Showing New People the Ropes? CRM and Orientation
Many of the business owners or managers considering a full-scale CRM solution as part of their IT setup understand that building fuller customer profiles and better interfaces helps all kinds of employees to better serve customers and clients. However, some of the very specific uses of CRM and other virtual call center software are often overlooked as leadership teams think about how an upgrade will benefit their operations.
Apart from facilitating better customer intelligence, helping a team reach out to existing customers, and building loyalty, CRM tools and similar resources can actually be a big help to new staffers, or to those who are training them. When it comes to showing new people how to get things done, having these modern tech tools on hand can help make a learning curve easier and allow newcomers to tackle their jobs with less initial time and effort.
What is Staff Orientation?

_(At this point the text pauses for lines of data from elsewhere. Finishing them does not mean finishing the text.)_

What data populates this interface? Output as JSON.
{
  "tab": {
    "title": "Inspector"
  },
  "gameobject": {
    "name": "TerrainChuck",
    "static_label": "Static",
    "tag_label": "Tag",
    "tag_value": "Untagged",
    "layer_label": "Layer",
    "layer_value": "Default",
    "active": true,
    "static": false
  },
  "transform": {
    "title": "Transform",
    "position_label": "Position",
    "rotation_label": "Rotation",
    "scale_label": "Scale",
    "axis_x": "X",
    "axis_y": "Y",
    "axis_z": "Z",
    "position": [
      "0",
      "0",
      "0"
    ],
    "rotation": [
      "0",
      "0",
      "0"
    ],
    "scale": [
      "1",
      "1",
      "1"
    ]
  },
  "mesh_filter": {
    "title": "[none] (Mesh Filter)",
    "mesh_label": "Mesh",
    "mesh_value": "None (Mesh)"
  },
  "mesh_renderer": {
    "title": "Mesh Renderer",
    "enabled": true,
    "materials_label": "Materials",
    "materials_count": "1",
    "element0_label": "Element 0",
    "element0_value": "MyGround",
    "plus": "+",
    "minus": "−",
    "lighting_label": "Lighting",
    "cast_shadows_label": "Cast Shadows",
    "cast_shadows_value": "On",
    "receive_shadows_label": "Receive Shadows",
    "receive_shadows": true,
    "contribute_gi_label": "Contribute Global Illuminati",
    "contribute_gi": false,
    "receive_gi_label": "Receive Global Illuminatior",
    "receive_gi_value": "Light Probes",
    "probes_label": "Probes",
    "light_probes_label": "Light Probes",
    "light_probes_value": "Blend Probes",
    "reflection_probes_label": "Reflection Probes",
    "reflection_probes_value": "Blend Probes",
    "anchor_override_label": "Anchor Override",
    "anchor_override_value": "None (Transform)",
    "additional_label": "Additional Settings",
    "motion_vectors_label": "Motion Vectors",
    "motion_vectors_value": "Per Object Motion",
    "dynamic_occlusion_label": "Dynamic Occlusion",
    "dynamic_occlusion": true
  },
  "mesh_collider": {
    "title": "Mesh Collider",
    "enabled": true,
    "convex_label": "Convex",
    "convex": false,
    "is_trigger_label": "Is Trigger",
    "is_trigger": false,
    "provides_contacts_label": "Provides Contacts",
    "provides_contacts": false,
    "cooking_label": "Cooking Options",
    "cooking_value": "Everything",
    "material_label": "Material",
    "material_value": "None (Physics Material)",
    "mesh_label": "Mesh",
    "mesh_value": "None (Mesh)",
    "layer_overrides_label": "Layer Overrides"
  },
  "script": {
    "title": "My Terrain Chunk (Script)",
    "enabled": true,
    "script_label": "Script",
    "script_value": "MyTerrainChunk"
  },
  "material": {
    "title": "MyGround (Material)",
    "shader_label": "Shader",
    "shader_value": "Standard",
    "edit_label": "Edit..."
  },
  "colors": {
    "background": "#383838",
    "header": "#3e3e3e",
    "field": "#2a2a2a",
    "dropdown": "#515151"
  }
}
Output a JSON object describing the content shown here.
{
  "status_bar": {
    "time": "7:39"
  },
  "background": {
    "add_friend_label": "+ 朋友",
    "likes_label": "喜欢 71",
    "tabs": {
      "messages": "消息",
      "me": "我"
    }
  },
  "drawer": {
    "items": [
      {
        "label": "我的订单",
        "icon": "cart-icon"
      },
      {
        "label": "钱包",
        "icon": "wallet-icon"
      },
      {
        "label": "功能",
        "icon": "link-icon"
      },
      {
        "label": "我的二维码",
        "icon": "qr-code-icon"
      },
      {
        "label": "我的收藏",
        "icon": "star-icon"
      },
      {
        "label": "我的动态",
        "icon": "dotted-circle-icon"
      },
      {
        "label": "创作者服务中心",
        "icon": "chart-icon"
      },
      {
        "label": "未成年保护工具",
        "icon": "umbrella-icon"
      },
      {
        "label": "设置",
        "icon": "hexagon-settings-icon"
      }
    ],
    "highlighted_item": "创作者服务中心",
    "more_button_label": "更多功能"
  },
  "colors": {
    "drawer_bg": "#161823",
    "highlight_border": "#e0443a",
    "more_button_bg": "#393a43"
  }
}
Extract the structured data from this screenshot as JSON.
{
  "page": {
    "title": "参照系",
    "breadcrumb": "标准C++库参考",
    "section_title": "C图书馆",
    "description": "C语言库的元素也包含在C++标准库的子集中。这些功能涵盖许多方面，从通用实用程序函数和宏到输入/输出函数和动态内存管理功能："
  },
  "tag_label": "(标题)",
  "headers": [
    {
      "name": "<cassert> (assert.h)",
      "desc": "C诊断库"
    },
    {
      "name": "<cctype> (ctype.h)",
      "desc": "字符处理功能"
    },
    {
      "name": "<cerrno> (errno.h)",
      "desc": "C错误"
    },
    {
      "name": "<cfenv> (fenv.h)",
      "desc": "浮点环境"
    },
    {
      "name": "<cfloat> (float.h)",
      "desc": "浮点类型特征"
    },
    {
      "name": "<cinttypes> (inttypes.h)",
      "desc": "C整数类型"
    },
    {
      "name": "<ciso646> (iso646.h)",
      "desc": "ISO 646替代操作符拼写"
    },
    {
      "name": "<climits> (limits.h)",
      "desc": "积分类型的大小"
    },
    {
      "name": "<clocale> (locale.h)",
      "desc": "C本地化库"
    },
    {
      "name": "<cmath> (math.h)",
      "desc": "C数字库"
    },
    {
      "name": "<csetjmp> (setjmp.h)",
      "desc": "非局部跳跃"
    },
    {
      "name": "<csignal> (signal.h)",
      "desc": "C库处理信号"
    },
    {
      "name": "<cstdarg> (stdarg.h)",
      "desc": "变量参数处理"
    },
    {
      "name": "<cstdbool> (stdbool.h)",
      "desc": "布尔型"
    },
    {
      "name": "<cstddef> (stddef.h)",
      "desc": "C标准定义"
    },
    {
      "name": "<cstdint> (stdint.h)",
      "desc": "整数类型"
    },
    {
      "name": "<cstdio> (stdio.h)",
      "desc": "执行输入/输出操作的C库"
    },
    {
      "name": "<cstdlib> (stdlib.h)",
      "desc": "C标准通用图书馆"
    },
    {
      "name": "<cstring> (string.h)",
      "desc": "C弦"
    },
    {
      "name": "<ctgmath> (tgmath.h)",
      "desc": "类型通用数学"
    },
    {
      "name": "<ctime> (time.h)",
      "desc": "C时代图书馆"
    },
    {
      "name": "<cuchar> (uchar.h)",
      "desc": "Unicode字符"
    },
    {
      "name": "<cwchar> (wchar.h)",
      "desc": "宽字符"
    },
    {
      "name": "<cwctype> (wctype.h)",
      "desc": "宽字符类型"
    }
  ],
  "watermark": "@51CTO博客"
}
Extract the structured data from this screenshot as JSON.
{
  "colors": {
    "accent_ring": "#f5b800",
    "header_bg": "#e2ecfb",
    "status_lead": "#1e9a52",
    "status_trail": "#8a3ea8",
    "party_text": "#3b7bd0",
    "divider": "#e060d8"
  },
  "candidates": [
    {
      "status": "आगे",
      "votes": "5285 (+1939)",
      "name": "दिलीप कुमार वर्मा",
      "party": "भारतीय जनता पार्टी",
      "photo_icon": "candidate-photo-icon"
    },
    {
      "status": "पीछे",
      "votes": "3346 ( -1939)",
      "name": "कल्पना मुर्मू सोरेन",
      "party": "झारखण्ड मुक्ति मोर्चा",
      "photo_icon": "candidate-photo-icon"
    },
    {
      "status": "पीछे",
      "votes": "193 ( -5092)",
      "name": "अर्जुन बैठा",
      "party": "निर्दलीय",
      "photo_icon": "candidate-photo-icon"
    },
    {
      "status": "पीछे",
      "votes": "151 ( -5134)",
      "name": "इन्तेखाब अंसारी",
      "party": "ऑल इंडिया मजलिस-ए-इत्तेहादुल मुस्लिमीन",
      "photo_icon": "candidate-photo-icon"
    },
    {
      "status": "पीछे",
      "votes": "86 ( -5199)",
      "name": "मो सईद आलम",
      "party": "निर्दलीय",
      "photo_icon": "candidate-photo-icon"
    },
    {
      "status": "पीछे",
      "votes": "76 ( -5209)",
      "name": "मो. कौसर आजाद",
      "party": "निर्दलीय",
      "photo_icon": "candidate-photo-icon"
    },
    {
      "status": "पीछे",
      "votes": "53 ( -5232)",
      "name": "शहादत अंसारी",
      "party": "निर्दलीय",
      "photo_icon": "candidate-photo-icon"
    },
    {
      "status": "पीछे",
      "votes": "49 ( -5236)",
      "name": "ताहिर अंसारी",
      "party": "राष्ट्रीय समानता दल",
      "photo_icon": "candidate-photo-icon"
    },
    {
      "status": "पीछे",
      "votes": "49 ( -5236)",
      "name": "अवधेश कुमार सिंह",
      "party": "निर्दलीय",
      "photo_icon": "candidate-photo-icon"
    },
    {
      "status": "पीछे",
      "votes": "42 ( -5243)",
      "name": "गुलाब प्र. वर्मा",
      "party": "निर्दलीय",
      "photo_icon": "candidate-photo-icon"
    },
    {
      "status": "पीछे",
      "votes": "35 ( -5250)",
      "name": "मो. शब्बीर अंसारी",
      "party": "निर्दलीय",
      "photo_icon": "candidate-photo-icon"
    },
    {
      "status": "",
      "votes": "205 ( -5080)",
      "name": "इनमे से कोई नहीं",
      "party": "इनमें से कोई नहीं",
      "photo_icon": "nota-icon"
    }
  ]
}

A large part of the common staff orientation (aside from explaining policy and procedure) is simply helping new arrivals get to know the environment that they will be working in. This includes introductions to other employees who will become work colleagues, but it also includes a lot of introductions to important customers and clients. Think about how any kind of international or global business is represented in television or on the silver screen. Critical scenarios are often set up around knowing who’s buying, knowing about the cultural norms of the countries they come from, and knowing about exactly what they’re interested in, and then providing that exact service.
This is where CRM comes in. With better contact tools and fuller, more informative profiles of existing customers, new employees get introduced rather ‘automatically’ not to just names and faces, which is important, but to items like purchase histories and other clues to what clients will want in the future. This allows these relatively inexperienced people to handle customer relationships confidently from the very first point of contact, adding some of this “inside knowledge” into conversations. In many cases, having the right information on display can help a newbie sound like a seasoned pro, especially if they have prior industry experience.
Utilizing CRM Correctly
To be sure, the best uses of customer relationship management and virtual call center software essentially boil down to training and professionalism. As Professor of Strategy and Information Management Don Marchand points out in a useful 2006 IMD International journal article, this kind of vendor software service is more than the sum of its parts. Without the right information handlers and managers, even the best tools fall far short of their goals.
This is why the best CRM vendors often provide handy tips and tricks to those who will be using their products and services. Just as it’s important to fit new technology into a ‘legacy system,’ it’s also critical to join these additional tools with the ‘operational legacy’ of the business, or in plainer terms, how people do things day-to-day. Much of the burden is on the managers and top-level staff to choose the software upgrades and how they will be used, but getting vendors involved can also help a lot, and taking time to brainstorm all of the right ways to benefit from business intelligence and customer intelligence tools will go a long way toward outfitting an enterprise for success in the future.
Justin Stoltzfus is a freelance writer covering technology and business solutions at Techopedia, Business Finance Store and Ringio, focusing on emerging trends in IT services.